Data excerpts
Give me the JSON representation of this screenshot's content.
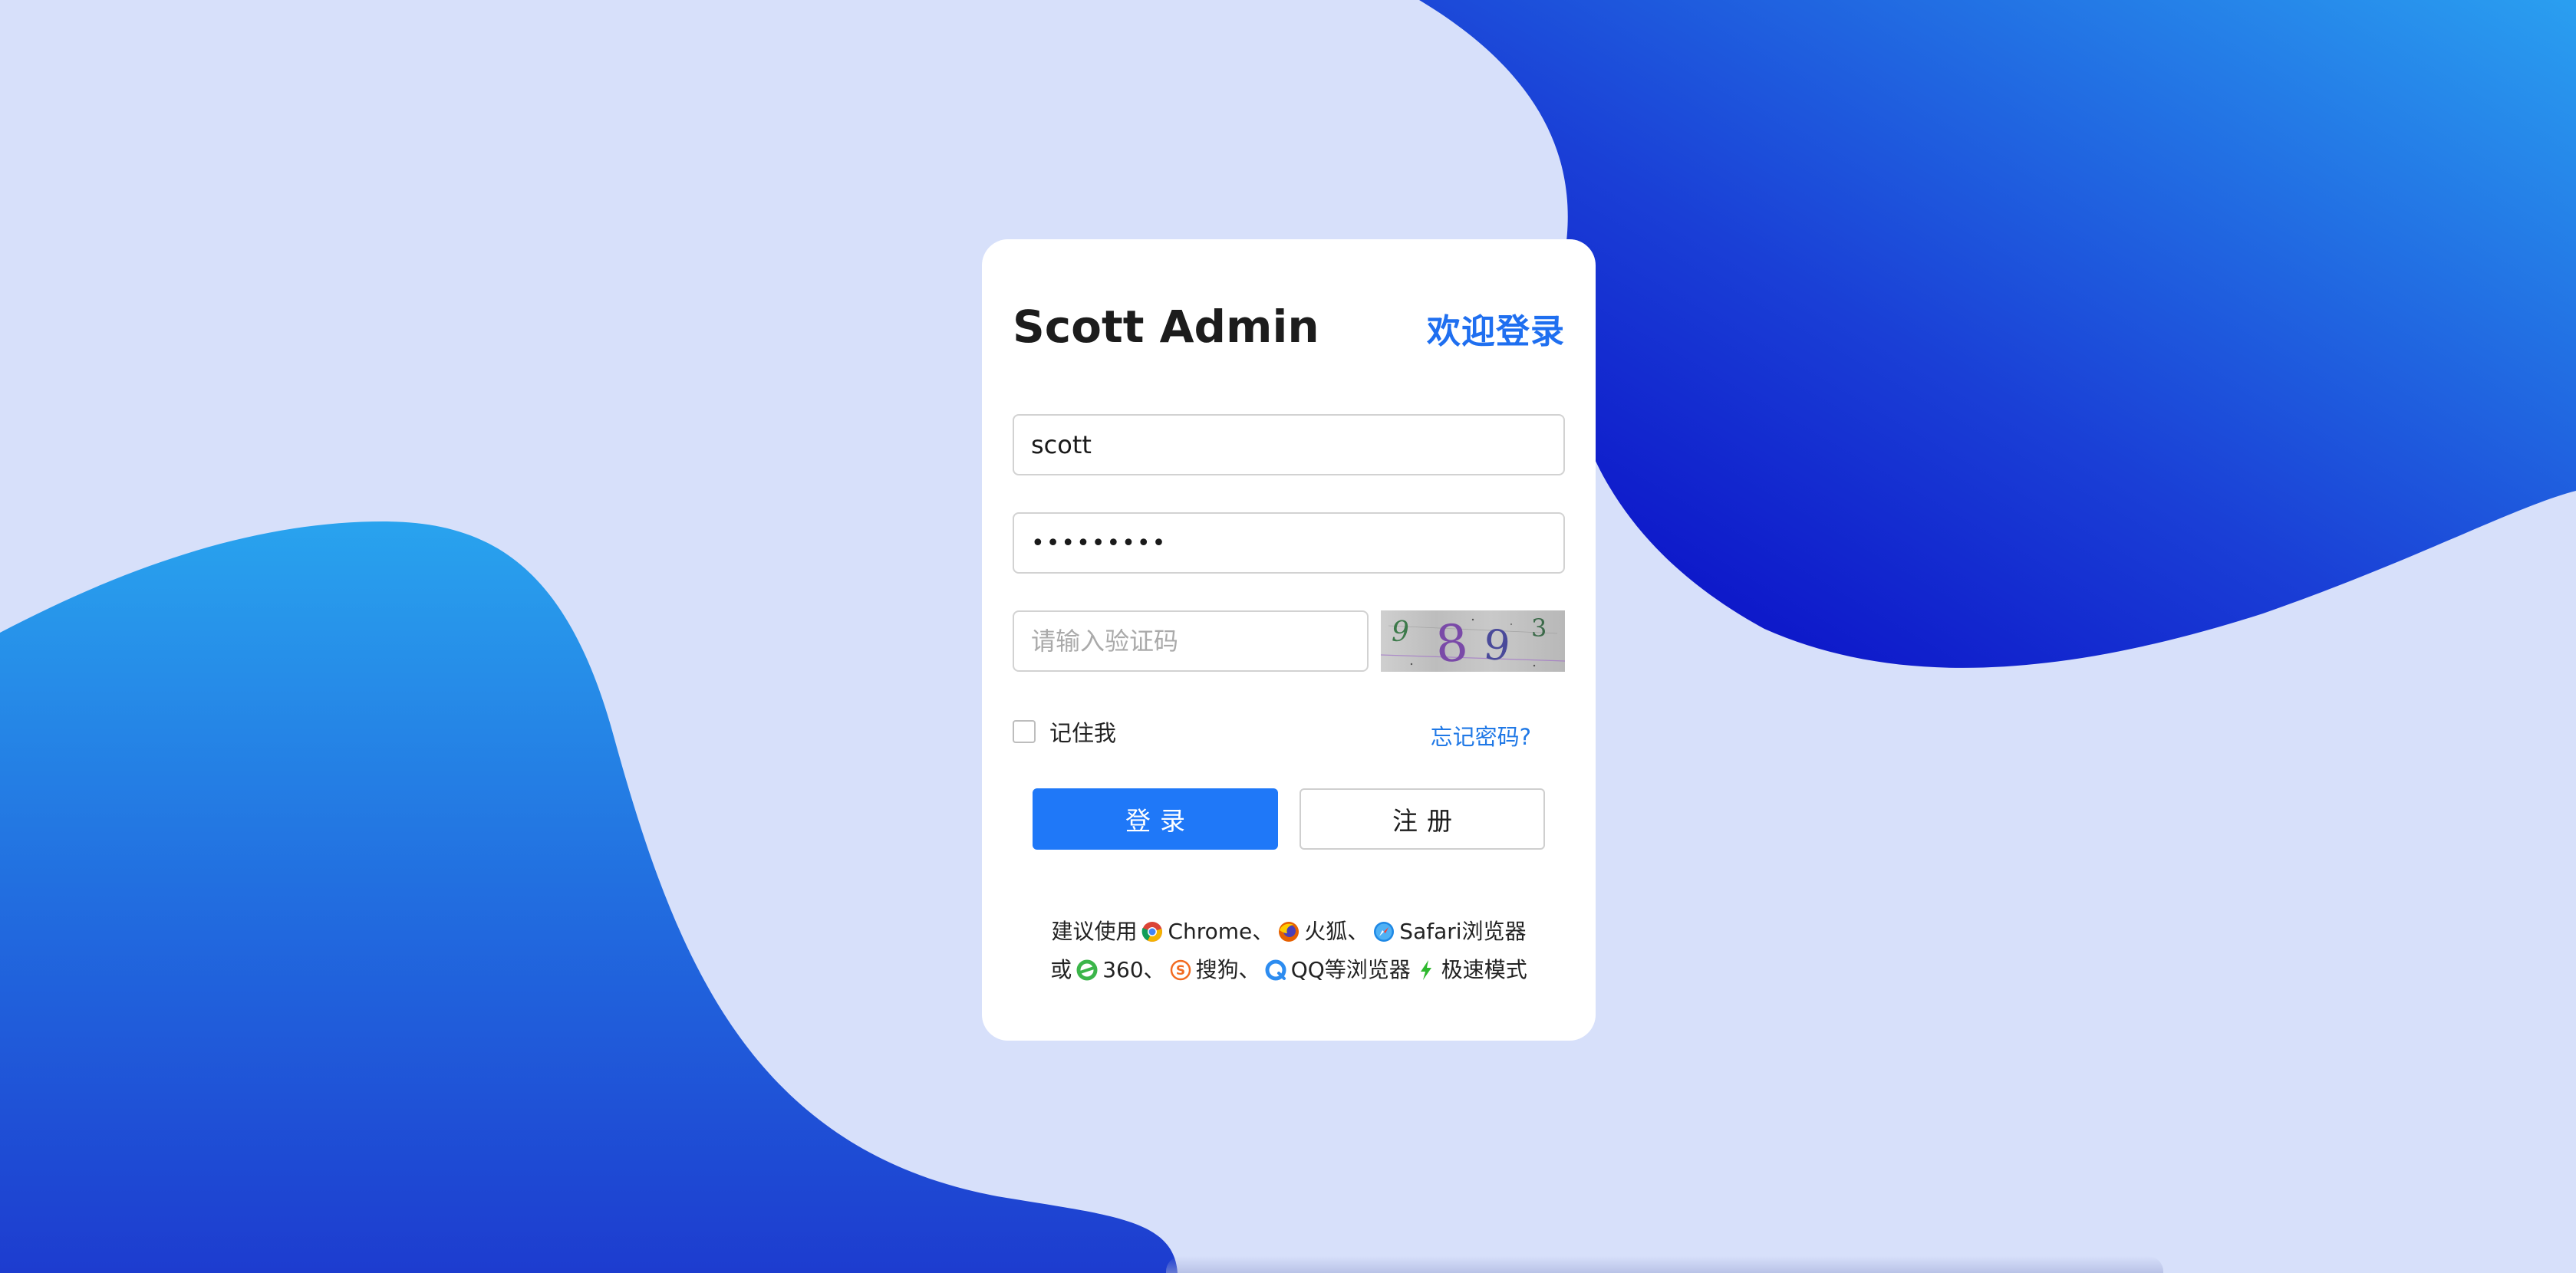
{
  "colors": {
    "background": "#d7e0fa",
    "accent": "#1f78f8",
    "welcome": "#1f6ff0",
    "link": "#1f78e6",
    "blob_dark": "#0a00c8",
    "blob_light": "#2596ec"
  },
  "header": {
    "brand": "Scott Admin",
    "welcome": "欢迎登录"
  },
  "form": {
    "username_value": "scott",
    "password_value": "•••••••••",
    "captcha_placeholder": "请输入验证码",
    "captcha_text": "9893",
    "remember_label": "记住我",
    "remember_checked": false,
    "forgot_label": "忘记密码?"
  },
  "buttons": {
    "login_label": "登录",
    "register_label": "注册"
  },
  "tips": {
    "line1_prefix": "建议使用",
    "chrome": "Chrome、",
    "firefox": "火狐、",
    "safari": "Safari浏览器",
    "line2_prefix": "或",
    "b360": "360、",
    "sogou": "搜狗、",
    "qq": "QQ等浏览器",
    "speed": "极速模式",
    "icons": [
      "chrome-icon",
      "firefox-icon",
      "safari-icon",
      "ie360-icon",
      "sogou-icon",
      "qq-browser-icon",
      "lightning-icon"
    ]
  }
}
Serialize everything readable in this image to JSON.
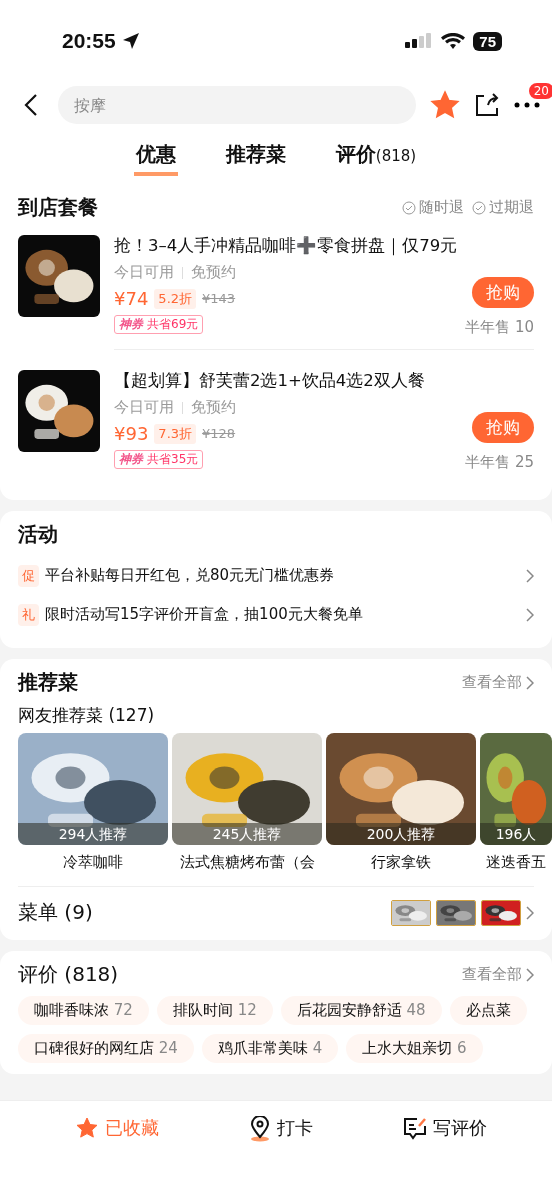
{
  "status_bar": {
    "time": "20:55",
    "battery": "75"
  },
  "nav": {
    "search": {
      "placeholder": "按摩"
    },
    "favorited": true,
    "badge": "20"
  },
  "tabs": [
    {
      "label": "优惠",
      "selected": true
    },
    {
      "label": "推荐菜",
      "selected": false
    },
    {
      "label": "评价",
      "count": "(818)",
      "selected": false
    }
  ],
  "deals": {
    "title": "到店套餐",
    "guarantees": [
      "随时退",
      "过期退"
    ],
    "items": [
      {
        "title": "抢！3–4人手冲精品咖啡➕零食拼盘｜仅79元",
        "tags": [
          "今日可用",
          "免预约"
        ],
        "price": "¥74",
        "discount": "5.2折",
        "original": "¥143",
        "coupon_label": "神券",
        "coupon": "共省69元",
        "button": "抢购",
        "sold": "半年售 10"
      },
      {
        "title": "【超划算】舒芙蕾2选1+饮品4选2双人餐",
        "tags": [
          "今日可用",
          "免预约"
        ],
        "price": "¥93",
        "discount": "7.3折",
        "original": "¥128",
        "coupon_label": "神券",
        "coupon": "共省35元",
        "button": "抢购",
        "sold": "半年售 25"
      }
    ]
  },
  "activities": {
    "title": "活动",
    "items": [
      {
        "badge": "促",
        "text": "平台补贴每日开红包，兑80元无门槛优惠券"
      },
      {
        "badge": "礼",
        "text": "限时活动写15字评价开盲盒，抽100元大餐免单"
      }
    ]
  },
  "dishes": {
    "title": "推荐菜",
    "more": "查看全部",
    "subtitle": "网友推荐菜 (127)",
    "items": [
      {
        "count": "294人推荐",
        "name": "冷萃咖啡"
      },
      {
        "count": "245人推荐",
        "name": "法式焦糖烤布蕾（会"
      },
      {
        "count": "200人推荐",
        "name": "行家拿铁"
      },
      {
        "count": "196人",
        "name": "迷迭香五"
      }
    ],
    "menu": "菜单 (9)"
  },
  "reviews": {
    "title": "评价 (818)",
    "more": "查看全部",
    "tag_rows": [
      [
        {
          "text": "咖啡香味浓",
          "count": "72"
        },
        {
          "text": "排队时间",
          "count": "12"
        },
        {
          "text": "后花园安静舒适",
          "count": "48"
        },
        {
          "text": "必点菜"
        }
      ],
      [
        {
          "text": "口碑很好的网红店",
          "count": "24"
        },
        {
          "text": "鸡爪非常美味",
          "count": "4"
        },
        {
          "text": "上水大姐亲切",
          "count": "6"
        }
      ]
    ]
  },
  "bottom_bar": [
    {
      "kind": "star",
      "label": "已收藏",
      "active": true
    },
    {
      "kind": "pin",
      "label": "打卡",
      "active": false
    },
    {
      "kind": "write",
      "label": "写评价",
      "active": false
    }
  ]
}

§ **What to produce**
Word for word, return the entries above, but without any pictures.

§ **Response to this exercise**
Give me the JSON representation of this screenshot's content.
{
  "colors": {
    "background": "#d7e0fa",
    "accent": "#1f78f8",
    "welcome": "#1f6ff0",
    "link": "#1f78e6",
    "blob_dark": "#0a00c8",
    "blob_light": "#2596ec"
  },
  "header": {
    "brand": "Scott Admin",
    "welcome": "欢迎登录"
  },
  "form": {
    "username_value": "scott",
    "password_value": "•••••••••",
    "captcha_placeholder": "请输入验证码",
    "captcha_text": "9893",
    "remember_label": "记住我",
    "remember_checked": false,
    "forgot_label": "忘记密码?"
  },
  "buttons": {
    "login_label": "登录",
    "register_label": "注册"
  },
  "tips": {
    "line1_prefix": "建议使用",
    "chrome": "Chrome、",
    "firefox": "火狐、",
    "safari": "Safari浏览器",
    "line2_prefix": "或",
    "b360": "360、",
    "sogou": "搜狗、",
    "qq": "QQ等浏览器",
    "speed": "极速模式",
    "icons": [
      "chrome-icon",
      "firefox-icon",
      "safari-icon",
      "ie360-icon",
      "sogou-icon",
      "qq-browser-icon",
      "lightning-icon"
    ]
  }
}
Serialize everything readable in this image to JSON.
{
  "status_bar": {
    "time": "20:55",
    "battery": "75"
  },
  "nav": {
    "search": {
      "placeholder": "按摩"
    },
    "favorited": true,
    "badge": "20"
  },
  "tabs": [
    {
      "label": "优惠",
      "selected": true
    },
    {
      "label": "推荐菜",
      "selected": false
    },
    {
      "label": "评价",
      "count": "(818)",
      "selected": false
    }
  ],
  "deals": {
    "title": "到店套餐",
    "guarantees": [
      "随时退",
      "过期退"
    ],
    "items": [
      {
        "title": "抢！3–4人手冲精品咖啡➕零食拼盘｜仅79元",
        "tags": [
          "今日可用",
          "免预约"
        ],
        "price": "¥74",
        "discount": "5.2折",
        "original": "¥143",
        "coupon_label": "神券",
        "coupon": "共省69元",
        "button": "抢购",
        "sold": "半年售 10"
      },
      {
        "title": "【超划算】舒芙蕾2选1+饮品4选2双人餐",
        "tags": [
          "今日可用",
          "免预约"
        ],
        "price": "¥93",
        "discount": "7.3折",
        "original": "¥128",
        "coupon_label": "神券",
        "coupon": "共省35元",
        "button": "抢购",
        "sold": "半年售 25"
      }
    ]
  },
  "activities": {
    "title": "活动",
    "items": [
      {
        "badge": "促",
        "text": "平台补贴每日开红包，兑80元无门槛优惠券"
      },
      {
        "badge": "礼",
        "text": "限时活动写15字评价开盲盒，抽100元大餐免单"
      }
    ]
  },
  "dishes": {
    "title": "推荐菜",
    "more": "查看全部",
    "subtitle": "网友推荐菜 (127)",
    "items": [
      {
        "count": "294人推荐",
        "name": "冷萃咖啡"
      },
      {
        "count": "245人推荐",
        "name": "法式焦糖烤布蕾（会"
      },
      {
        "count": "200人推荐",
        "name": "行家拿铁"
      },
      {
        "count": "196人",
        "name": "迷迭香五"
      }
    ],
    "menu": "菜单 (9)"
  },
  "reviews": {
    "title": "评价 (818)",
    "more": "查看全部",
    "tag_rows": [
      [
        {
          "text": "咖啡香味浓",
          "count": "72"
        },
        {
          "text": "排队时间",
          "count": "12"
        },
        {
          "text": "后花园安静舒适",
          "count": "48"
        },
        {
          "text": "必点菜"
        }
      ],
      [
        {
          "text": "口碑很好的网红店",
          "count": "24"
        },
        {
          "text": "鸡爪非常美味",
          "count": "4"
        },
        {
          "text": "上水大姐亲切",
          "count": "6"
        }
      ]
    ]
  },
  "bottom_bar": [
    {
      "kind": "star",
      "label": "已收藏",
      "active": true
    },
    {
      "kind": "pin",
      "label": "打卡",
      "active": false
    },
    {
      "kind": "write",
      "label": "写评价",
      "active": false
    }
  ]
}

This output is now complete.